**HOW TO COMPLETE THIS TASK**
Among the lines of the records below, count those with the word "単純移動平均". Reply with that number alone.

**MATERIAL PROVIDED**
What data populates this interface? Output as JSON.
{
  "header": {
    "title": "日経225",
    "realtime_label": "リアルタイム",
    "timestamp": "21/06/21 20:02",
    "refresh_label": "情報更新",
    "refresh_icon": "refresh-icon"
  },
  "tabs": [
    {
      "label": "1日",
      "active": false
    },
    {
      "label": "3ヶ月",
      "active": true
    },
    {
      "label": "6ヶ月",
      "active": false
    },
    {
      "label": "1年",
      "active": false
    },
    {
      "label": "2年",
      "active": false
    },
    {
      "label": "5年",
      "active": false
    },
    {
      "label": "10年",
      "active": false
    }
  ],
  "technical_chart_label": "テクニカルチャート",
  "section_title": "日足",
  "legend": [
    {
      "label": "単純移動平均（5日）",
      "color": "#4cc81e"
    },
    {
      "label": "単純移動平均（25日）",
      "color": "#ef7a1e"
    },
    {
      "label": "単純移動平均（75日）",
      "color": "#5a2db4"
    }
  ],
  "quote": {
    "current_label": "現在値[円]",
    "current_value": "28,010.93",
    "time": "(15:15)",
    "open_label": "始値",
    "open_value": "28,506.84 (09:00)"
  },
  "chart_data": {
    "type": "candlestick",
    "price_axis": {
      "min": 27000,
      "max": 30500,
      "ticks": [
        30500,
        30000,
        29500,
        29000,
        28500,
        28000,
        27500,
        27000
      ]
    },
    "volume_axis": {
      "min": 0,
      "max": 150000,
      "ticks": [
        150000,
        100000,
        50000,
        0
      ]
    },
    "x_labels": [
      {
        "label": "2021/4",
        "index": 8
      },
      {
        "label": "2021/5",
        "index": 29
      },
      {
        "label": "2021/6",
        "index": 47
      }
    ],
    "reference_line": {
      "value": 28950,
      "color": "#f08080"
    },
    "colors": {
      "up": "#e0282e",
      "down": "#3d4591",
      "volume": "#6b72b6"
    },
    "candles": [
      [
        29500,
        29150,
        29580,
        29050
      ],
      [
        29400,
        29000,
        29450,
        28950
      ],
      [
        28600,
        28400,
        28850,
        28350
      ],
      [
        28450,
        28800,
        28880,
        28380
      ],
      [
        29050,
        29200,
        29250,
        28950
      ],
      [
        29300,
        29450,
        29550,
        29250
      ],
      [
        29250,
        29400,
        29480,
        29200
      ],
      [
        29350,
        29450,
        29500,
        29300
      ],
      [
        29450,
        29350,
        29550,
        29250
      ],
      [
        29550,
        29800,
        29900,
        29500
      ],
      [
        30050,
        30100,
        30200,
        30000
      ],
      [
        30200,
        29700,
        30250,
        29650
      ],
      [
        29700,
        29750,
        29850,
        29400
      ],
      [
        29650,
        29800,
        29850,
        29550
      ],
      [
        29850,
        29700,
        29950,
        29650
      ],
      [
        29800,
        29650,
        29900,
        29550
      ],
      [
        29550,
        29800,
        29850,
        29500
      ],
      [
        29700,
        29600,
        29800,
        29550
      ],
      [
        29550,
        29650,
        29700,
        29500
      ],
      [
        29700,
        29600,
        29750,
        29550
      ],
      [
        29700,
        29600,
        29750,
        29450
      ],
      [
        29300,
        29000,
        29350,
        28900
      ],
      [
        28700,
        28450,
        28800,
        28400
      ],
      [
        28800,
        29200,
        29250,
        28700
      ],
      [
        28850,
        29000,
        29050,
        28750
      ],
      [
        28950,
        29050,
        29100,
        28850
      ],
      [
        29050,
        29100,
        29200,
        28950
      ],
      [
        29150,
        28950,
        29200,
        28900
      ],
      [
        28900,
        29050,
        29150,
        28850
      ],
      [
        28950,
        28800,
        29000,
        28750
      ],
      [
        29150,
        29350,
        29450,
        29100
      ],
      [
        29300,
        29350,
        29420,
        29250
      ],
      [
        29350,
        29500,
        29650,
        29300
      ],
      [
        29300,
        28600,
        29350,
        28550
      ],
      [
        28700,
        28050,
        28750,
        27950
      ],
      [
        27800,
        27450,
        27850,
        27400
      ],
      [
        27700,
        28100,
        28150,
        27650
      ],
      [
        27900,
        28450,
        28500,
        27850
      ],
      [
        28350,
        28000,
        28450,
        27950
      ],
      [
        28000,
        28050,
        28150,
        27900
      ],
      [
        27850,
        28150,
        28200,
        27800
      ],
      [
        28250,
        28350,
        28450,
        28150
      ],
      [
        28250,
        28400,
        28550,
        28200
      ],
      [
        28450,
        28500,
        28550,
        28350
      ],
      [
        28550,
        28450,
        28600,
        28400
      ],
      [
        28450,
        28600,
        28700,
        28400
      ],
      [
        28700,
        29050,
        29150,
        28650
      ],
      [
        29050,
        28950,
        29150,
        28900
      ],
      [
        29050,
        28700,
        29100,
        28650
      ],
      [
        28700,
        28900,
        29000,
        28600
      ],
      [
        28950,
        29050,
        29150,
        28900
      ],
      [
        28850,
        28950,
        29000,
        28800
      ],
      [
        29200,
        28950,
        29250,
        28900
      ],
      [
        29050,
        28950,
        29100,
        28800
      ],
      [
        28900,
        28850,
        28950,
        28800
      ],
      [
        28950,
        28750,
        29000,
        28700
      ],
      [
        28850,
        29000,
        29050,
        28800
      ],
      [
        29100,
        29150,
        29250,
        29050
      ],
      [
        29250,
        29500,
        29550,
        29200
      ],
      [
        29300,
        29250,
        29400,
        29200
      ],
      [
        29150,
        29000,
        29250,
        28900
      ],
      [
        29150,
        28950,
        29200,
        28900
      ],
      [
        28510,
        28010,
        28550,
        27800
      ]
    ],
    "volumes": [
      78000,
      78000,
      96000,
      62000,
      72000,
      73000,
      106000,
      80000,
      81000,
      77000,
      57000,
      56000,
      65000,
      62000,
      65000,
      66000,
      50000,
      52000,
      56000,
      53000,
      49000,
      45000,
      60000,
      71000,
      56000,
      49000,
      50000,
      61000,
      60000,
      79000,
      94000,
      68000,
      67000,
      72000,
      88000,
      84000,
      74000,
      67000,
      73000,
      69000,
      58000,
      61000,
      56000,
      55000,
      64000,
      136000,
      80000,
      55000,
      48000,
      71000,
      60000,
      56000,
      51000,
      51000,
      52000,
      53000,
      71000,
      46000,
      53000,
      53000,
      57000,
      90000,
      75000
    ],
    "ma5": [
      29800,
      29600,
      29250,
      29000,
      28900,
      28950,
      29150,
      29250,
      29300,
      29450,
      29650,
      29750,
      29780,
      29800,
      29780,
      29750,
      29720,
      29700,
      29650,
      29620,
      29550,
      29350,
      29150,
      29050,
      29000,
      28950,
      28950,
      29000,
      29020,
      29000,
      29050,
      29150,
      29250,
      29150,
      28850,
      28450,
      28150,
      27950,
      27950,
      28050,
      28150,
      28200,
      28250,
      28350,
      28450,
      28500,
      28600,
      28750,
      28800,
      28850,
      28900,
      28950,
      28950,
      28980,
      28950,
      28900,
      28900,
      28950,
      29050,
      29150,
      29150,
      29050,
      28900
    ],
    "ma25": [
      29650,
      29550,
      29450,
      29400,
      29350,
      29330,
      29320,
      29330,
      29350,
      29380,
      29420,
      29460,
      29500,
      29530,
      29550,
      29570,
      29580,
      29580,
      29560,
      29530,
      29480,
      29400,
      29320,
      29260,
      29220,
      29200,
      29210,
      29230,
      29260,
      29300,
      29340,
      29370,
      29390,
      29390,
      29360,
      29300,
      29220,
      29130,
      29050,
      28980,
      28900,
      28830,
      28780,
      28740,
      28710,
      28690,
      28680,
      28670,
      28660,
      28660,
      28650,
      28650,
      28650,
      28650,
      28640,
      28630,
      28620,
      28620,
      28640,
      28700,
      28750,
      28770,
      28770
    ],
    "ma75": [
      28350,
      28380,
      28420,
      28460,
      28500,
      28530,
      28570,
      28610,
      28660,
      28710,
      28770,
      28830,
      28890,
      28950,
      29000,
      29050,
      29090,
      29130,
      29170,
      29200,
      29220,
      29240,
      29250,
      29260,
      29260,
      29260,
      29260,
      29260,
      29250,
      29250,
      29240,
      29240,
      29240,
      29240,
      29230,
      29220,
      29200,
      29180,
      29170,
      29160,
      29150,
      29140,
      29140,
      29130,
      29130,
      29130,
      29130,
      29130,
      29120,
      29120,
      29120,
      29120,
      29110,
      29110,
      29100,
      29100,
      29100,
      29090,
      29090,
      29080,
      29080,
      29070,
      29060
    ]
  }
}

**RESULT**
3